OVERFLOW + IGNITION =. TANK FARM FIRE. What Happened?.
TANK FARM FIRE
Late one evening, a large storage tank containing a flammable liquid began to overflow. It was not detected until a security guard noticed a strong odor. He immediately called the area operations personnel to report his concern. Two operators responded by driving a truck to the area to investigate.
Within minutes, there was a loud explosion and fire. (It is believed that their truck provided the ignition source that caused the initial deflagration and ensuing fires.) It took plant and civic personnel a day and a half to extinguish the fires which moved from one tank to the next. More than a dozen employees were hospitalized and there was significant property damage.
The tank was being filled but the operators did not know that the automatic tank gauging system ANDthe high level alarm system had failed. They did not monitor the filling operation closely because they believed that the tank still had plenty of capacity remaining.
And, they did not take the security guard seriously or respond promptly when he reported the strong odor since he was new on the job. Like most significant events, a number of things “failed” all at the same time!
•Transferring flammable liquids is always a risk with potentially significant consequences. Monitor transfers closely so you can detect and respond to spills and leaks early!!!!
•Never drive into a flammable cloud! Vehicles can provide ignition sources—such as a hot engine manifold or muffler. These are often well above the auto-ignition temperature of many flammables. Remember, if a cloud is ignited by the vehicle you are driving, you will have a front row seat and be the center of the explosion.
•Take every report of an unusual occurrence or odor seriously and respond quickly and thoroughly.

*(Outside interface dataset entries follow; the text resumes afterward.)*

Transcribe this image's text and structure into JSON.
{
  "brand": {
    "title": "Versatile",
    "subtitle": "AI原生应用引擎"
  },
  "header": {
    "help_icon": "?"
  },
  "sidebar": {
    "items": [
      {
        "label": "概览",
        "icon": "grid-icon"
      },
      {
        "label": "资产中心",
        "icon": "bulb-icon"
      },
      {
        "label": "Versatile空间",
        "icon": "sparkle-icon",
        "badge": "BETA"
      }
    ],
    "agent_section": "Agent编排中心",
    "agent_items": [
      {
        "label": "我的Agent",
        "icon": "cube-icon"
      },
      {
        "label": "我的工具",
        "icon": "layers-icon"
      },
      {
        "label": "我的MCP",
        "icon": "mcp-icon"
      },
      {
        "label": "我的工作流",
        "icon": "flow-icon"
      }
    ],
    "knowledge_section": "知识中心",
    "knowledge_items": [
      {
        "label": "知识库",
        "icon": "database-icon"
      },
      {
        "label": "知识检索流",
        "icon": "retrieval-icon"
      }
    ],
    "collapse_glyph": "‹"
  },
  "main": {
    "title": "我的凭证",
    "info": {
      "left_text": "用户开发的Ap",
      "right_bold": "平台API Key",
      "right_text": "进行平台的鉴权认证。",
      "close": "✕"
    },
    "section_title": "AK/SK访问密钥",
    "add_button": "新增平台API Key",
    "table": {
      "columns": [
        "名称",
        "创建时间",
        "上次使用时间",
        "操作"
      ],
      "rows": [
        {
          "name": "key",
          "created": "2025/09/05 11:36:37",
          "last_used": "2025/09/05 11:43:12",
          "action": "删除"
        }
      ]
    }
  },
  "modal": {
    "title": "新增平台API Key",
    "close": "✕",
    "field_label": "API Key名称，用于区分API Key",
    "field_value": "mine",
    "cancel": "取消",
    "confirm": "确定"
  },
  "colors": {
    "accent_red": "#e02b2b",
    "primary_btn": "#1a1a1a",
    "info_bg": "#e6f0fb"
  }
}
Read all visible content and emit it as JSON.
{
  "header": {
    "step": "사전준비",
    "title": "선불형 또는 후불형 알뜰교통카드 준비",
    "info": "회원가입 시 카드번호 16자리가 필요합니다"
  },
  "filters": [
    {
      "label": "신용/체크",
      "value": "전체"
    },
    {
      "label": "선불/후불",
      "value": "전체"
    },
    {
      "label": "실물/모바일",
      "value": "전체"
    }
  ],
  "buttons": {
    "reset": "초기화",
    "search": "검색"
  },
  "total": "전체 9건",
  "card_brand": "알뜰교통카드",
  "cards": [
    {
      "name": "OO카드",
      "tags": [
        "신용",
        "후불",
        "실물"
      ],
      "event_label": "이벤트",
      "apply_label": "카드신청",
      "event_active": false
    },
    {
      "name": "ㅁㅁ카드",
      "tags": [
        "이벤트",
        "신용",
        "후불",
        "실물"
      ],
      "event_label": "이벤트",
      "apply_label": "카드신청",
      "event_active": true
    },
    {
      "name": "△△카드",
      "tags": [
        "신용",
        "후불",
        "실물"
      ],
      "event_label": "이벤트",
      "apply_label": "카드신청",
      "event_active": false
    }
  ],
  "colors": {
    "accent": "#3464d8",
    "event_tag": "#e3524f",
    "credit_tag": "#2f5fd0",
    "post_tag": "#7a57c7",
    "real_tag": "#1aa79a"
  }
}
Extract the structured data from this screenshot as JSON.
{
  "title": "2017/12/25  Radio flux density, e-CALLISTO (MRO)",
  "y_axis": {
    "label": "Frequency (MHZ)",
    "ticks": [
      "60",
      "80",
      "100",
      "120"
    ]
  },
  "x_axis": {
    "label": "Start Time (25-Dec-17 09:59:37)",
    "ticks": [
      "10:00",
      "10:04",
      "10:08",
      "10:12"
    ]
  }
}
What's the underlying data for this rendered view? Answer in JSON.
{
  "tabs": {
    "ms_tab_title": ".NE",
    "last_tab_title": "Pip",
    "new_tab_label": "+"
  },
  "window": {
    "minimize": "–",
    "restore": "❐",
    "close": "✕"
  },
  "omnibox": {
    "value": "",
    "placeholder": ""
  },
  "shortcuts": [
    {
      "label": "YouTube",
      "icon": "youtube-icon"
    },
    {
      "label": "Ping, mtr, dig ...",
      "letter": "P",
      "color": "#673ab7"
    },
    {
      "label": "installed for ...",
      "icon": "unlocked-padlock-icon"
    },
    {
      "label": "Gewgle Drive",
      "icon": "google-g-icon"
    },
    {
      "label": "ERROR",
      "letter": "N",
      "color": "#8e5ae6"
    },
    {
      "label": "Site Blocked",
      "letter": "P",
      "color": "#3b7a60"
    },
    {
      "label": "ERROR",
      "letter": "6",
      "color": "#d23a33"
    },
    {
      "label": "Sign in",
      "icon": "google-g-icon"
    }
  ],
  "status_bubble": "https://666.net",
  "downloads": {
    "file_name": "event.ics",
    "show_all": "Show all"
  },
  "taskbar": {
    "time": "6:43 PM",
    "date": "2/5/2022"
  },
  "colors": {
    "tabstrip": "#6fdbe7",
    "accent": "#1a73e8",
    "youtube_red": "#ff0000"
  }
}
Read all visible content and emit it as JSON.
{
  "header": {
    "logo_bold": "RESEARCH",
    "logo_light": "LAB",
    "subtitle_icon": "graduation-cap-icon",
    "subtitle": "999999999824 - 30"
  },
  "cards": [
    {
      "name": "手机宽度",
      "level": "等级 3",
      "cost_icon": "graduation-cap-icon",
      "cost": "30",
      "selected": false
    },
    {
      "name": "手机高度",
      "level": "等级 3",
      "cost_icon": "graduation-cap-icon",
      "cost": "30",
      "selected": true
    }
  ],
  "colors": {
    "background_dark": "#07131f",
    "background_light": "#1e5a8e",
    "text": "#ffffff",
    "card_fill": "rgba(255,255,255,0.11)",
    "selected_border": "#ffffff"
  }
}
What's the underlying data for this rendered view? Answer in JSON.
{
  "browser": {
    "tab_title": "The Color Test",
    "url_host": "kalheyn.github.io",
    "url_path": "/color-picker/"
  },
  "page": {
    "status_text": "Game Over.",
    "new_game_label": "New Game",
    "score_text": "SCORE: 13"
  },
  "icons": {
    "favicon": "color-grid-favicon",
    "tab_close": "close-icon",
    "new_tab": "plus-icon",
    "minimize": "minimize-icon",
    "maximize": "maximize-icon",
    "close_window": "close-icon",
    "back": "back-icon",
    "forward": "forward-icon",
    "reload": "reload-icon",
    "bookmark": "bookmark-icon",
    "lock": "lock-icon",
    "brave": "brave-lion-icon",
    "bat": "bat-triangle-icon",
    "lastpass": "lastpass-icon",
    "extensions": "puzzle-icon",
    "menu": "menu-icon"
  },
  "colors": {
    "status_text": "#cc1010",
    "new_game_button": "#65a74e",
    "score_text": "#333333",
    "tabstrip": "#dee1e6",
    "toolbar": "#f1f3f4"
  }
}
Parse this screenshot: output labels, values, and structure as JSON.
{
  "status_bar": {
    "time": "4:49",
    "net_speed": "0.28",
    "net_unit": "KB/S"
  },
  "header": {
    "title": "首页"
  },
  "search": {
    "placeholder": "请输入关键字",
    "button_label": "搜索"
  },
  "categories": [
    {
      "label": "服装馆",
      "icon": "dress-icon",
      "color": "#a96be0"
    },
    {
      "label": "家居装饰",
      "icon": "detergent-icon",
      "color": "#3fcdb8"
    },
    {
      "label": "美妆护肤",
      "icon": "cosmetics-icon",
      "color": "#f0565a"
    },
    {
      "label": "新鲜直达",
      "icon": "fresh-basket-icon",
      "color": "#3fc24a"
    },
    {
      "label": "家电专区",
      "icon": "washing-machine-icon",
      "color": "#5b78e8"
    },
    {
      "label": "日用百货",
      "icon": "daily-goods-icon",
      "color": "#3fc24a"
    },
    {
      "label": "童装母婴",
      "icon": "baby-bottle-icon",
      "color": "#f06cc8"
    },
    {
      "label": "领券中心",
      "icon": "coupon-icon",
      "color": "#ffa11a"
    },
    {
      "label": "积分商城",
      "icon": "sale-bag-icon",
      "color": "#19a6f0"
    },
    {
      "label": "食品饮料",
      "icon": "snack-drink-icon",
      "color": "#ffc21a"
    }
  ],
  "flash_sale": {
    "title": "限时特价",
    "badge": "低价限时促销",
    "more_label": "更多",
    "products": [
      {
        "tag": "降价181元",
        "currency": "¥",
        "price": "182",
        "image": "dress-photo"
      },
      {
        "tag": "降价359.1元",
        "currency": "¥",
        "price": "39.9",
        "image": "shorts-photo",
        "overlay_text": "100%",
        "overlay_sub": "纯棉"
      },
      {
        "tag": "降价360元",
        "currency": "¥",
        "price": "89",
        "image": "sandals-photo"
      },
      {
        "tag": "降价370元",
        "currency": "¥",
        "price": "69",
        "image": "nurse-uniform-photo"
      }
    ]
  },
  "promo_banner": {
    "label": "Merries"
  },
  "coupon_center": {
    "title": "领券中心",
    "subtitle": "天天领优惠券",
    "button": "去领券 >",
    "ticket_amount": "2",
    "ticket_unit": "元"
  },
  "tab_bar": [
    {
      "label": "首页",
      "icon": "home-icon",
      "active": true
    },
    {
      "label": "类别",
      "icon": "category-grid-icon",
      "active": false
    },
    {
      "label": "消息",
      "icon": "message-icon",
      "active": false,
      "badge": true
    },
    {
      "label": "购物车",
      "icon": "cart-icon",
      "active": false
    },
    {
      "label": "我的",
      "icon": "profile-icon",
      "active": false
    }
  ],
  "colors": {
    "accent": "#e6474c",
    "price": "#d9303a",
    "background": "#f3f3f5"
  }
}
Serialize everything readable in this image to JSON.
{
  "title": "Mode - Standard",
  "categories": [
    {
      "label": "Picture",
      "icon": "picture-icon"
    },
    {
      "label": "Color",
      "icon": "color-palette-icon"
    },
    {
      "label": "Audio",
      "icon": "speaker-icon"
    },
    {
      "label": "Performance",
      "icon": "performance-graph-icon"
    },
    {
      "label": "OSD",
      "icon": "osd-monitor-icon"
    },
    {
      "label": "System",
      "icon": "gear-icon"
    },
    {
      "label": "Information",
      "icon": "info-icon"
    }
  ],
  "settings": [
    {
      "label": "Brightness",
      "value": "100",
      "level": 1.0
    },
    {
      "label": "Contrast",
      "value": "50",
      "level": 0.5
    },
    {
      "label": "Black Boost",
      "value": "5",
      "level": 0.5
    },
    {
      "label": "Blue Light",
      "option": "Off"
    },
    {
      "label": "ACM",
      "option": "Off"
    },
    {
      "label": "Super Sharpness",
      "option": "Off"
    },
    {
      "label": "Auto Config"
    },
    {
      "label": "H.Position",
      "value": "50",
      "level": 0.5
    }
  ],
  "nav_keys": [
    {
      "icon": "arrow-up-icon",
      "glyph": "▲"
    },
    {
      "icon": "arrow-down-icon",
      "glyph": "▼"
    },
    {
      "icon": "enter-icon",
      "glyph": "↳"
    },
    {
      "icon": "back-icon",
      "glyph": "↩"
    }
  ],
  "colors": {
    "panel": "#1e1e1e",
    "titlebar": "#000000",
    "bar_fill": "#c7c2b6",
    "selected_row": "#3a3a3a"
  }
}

If the engine of the vehicle you are driving begins to rev up on its own, shut it down and get out immediately. You may have driven into a flammable atmosphere.